(Assignment)
Apart from the images, reproduce every record word for word.

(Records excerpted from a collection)
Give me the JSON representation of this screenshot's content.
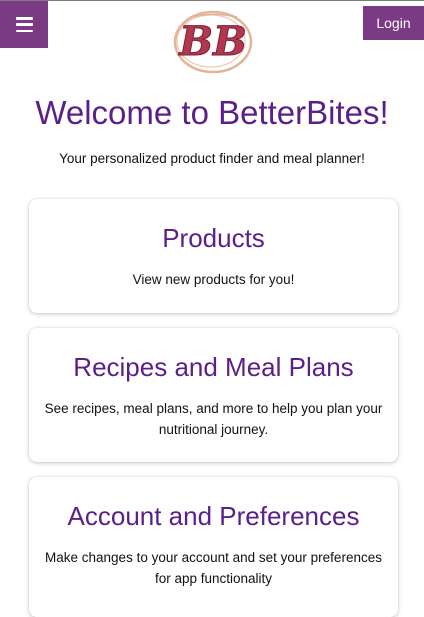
{
  "header": {
    "menu_icon": "hamburger-menu-icon",
    "logo_text": "BB",
    "login_label": "Login"
  },
  "colors": {
    "brand_purple": "#7b3a84",
    "heading_purple": "#5b1f8a",
    "logo_red": "#b2384f",
    "logo_ring": "#e2b59a"
  },
  "main": {
    "title": "Welcome to BetterBites!",
    "tagline": "Your personalized product finder and meal planner!"
  },
  "cards": [
    {
      "title": "Products",
      "description": "View new products for you!"
    },
    {
      "title": "Recipes and Meal Plans",
      "description": "See recipes, meal plans, and more to help you plan your nutritional journey."
    },
    {
      "title": "Account and Preferences",
      "description": "Make changes to your account and set your preferences for app functionality"
    }
  ]
}
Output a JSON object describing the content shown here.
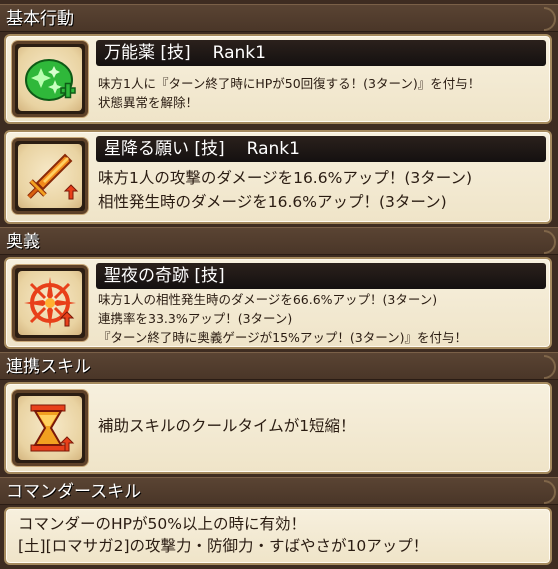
{
  "sections": {
    "basic": {
      "label": "基本行動"
    },
    "ougi": {
      "label": "奥義"
    },
    "renkei": {
      "label": "連携スキル"
    },
    "commander": {
      "label": "コマンダースキル"
    }
  },
  "skills": {
    "skill1": {
      "name": "万能薬 [技]",
      "rank": "Rank1",
      "icon": "green-sparkle-heal-icon",
      "lines": [
        "味方1人に『ターン終了時にHPが50回復する！(3ターン)』を付与！",
        "状態異常を解除！"
      ]
    },
    "skill2": {
      "name": "星降る願い [技]",
      "rank": "Rank1",
      "icon": "flaming-sword-up-icon",
      "lines": [
        "味方1人の攻撃のダメージを16.6%アップ！(3ターン)",
        "相性発生時のダメージを16.6%アップ！(3ターン)"
      ]
    },
    "ougi": {
      "name": "聖夜の奇跡 [技]",
      "icon": "red-burst-circle-icon",
      "lines": [
        "味方1人の相性発生時のダメージを66.6%アップ！(3ターン)",
        "連携率を33.3%アップ！(3ターン)",
        "『ターン終了時に奥義ゲージが15%アップ！(3ターン)』を付与！"
      ]
    },
    "renkei": {
      "icon": "hourglass-cooldown-icon",
      "lines": [
        "補助スキルのクールタイムが1短縮！"
      ]
    },
    "commander": {
      "lines": [
        "コマンダーのHPが50%以上の時に有効！",
        "[土][ロマサガ2]の攻撃力・防御力・すばやさが10アップ！"
      ]
    }
  },
  "colors": {
    "background": "#3e2c21",
    "card": "#f3ead2",
    "title_bar": "#1c1614",
    "text": "#2a1c12"
  }
}
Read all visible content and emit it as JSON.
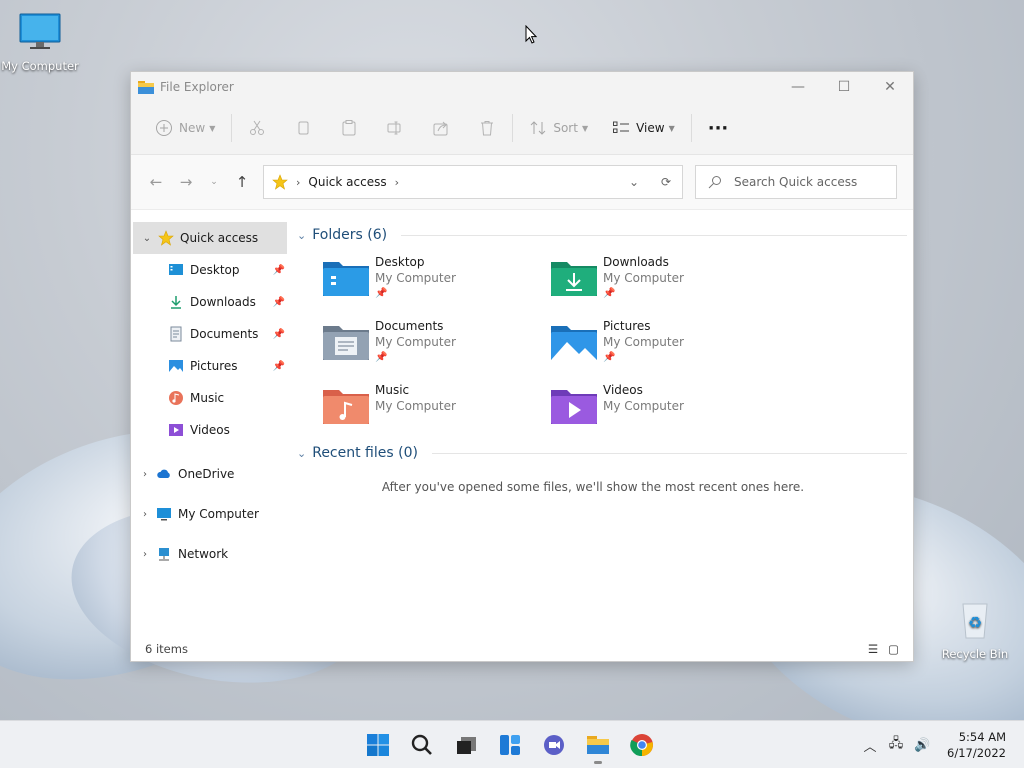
{
  "desktop": {
    "icons": [
      {
        "label": "My Computer",
        "icon": "monitor-icon"
      },
      {
        "label": "Recycle Bin",
        "icon": "recycle-bin-icon"
      }
    ]
  },
  "window": {
    "title": "File Explorer",
    "controls": {
      "minimize": "—",
      "maximize": "☐",
      "close": "✕"
    },
    "commands": {
      "new": "New",
      "sort": "Sort",
      "view": "View",
      "more": "···"
    },
    "address": {
      "crumb": "Quick access",
      "search_placeholder": "Search Quick access"
    },
    "sidebar": {
      "quick_access": "Quick access",
      "pinned": [
        {
          "label": "Desktop",
          "icon": "desktop-icon",
          "pinned": true
        },
        {
          "label": "Downloads",
          "icon": "downloads-icon",
          "pinned": true
        },
        {
          "label": "Documents",
          "icon": "documents-icon",
          "pinned": true
        },
        {
          "label": "Pictures",
          "icon": "pictures-icon",
          "pinned": true
        },
        {
          "label": "Music",
          "icon": "music-icon",
          "pinned": false
        },
        {
          "label": "Videos",
          "icon": "videos-icon",
          "pinned": false
        }
      ],
      "roots": [
        {
          "label": "OneDrive",
          "icon": "cloud-icon"
        },
        {
          "label": "My Computer",
          "icon": "monitor-icon"
        },
        {
          "label": "Network",
          "icon": "network-icon"
        }
      ]
    },
    "folders_header": "Folders (6)",
    "folders": [
      {
        "name": "Desktop",
        "location": "My Computer",
        "pinned": true,
        "icon": "desktop-folder-icon"
      },
      {
        "name": "Downloads",
        "location": "My Computer",
        "pinned": true,
        "icon": "downloads-folder-icon"
      },
      {
        "name": "Documents",
        "location": "My Computer",
        "pinned": true,
        "icon": "documents-folder-icon"
      },
      {
        "name": "Pictures",
        "location": "My Computer",
        "pinned": true,
        "icon": "pictures-folder-icon"
      },
      {
        "name": "Music",
        "location": "My Computer",
        "pinned": false,
        "icon": "music-folder-icon"
      },
      {
        "name": "Videos",
        "location": "My Computer",
        "pinned": false,
        "icon": "videos-folder-icon"
      }
    ],
    "recent_header": "Recent files (0)",
    "recent_empty": "After you've opened some files, we'll show the most recent ones here.",
    "status": "6 items"
  },
  "taskbar": {
    "apps": [
      "start-icon",
      "search-icon",
      "task-view-icon",
      "widgets-icon",
      "chat-icon",
      "file-explorer-icon",
      "chrome-icon"
    ],
    "clock_time": "5:54 AM",
    "clock_date": "6/17/2022"
  }
}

(Answer box)
Give me the JSON representation of this screenshot's content.
{
  "header": {
    "menu_icon": "hamburger-menu-icon",
    "logo_text": "BB",
    "login_label": "Login"
  },
  "colors": {
    "brand_purple": "#7b3a84",
    "heading_purple": "#5b1f8a",
    "logo_red": "#b2384f",
    "logo_ring": "#e2b59a"
  },
  "main": {
    "title": "Welcome to BetterBites!",
    "tagline": "Your personalized product finder and meal planner!"
  },
  "cards": [
    {
      "title": "Products",
      "description": "View new products for you!"
    },
    {
      "title": "Recipes and Meal Plans",
      "description": "See recipes, meal plans, and more to help you plan your nutritional journey."
    },
    {
      "title": "Account and Preferences",
      "description": "Make changes to your account and set your preferences for app functionality"
    }
  ]
}
Output a JSON object describing the content shown here.
{
  "sections": {
    "basic": {
      "label": "基本行動"
    },
    "ougi": {
      "label": "奥義"
    },
    "renkei": {
      "label": "連携スキル"
    },
    "commander": {
      "label": "コマンダースキル"
    }
  },
  "skills": {
    "skill1": {
      "name": "万能薬 [技]",
      "rank": "Rank1",
      "icon": "green-sparkle-heal-icon",
      "lines": [
        "味方1人に『ターン終了時にHPが50回復する！(3ターン)』を付与！",
        "状態異常を解除！"
      ]
    },
    "skill2": {
      "name": "星降る願い [技]",
      "rank": "Rank1",
      "icon": "flaming-sword-up-icon",
      "lines": [
        "味方1人の攻撃のダメージを16.6%アップ！(3ターン)",
        "相性発生時のダメージを16.6%アップ！(3ターン)"
      ]
    },
    "ougi": {
      "name": "聖夜の奇跡 [技]",
      "icon": "red-burst-circle-icon",
      "lines": [
        "味方1人の相性発生時のダメージを66.6%アップ！(3ターン)",
        "連携率を33.3%アップ！(3ターン)",
        "『ターン終了時に奥義ゲージが15%アップ！(3ターン)』を付与！"
      ]
    },
    "renkei": {
      "icon": "hourglass-cooldown-icon",
      "lines": [
        "補助スキルのクールタイムが1短縮！"
      ]
    },
    "commander": {
      "lines": [
        "コマンダーのHPが50%以上の時に有効！",
        "[土][ロマサガ2]の攻撃力・防御力・すばやさが10アップ！"
      ]
    }
  },
  "colors": {
    "background": "#3e2c21",
    "card": "#f3ead2",
    "title_bar": "#1c1614",
    "text": "#2a1c12"
  }
}
Read all visible content and emit it as JSON.
{
  "desktop": {
    "icons": [
      {
        "label": "My Computer",
        "icon": "monitor-icon"
      },
      {
        "label": "Recycle Bin",
        "icon": "recycle-bin-icon"
      }
    ]
  },
  "window": {
    "title": "File Explorer",
    "controls": {
      "minimize": "—",
      "maximize": "☐",
      "close": "✕"
    },
    "commands": {
      "new": "New",
      "sort": "Sort",
      "view": "View",
      "more": "···"
    },
    "address": {
      "crumb": "Quick access",
      "search_placeholder": "Search Quick access"
    },
    "sidebar": {
      "quick_access": "Quick access",
      "pinned": [
        {
          "label": "Desktop",
          "icon": "desktop-icon",
          "pinned": true
        },
        {
          "label": "Downloads",
          "icon": "downloads-icon",
          "pinned": true
        },
        {
          "label": "Documents",
          "icon": "documents-icon",
          "pinned": true
        },
        {
          "label": "Pictures",
          "icon": "pictures-icon",
          "pinned": true
        },
        {
          "label": "Music",
          "icon": "music-icon",
          "pinned": false
        },
        {
          "label": "Videos",
          "icon": "videos-icon",
          "pinned": false
        }
      ],
      "roots": [
        {
          "label": "OneDrive",
          "icon": "cloud-icon"
        },
        {
          "label": "My Computer",
          "icon": "monitor-icon"
        },
        {
          "label": "Network",
          "icon": "network-icon"
        }
      ]
    },
    "folders_header": "Folders (6)",
    "folders": [
      {
        "name": "Desktop",
        "location": "My Computer",
        "pinned": true,
        "icon": "desktop-folder-icon"
      },
      {
        "name": "Downloads",
        "location": "My Computer",
        "pinned": true,
        "icon": "downloads-folder-icon"
      },
      {
        "name": "Documents",
        "location": "My Computer",
        "pinned": true,
        "icon": "documents-folder-icon"
      },
      {
        "name": "Pictures",
        "location": "My Computer",
        "pinned": true,
        "icon": "pictures-folder-icon"
      },
      {
        "name": "Music",
        "location": "My Computer",
        "pinned": false,
        "icon": "music-folder-icon"
      },
      {
        "name": "Videos",
        "location": "My Computer",
        "pinned": false,
        "icon": "videos-folder-icon"
      }
    ],
    "recent_header": "Recent files (0)",
    "recent_empty": "After you've opened some files, we'll show the most recent ones here.",
    "status": "6 items"
  },
  "taskbar": {
    "apps": [
      "start-icon",
      "search-icon",
      "task-view-icon",
      "widgets-icon",
      "chat-icon",
      "file-explorer-icon",
      "chrome-icon"
    ],
    "clock_time": "5:54 AM",
    "clock_date": "6/17/2022"
  }
}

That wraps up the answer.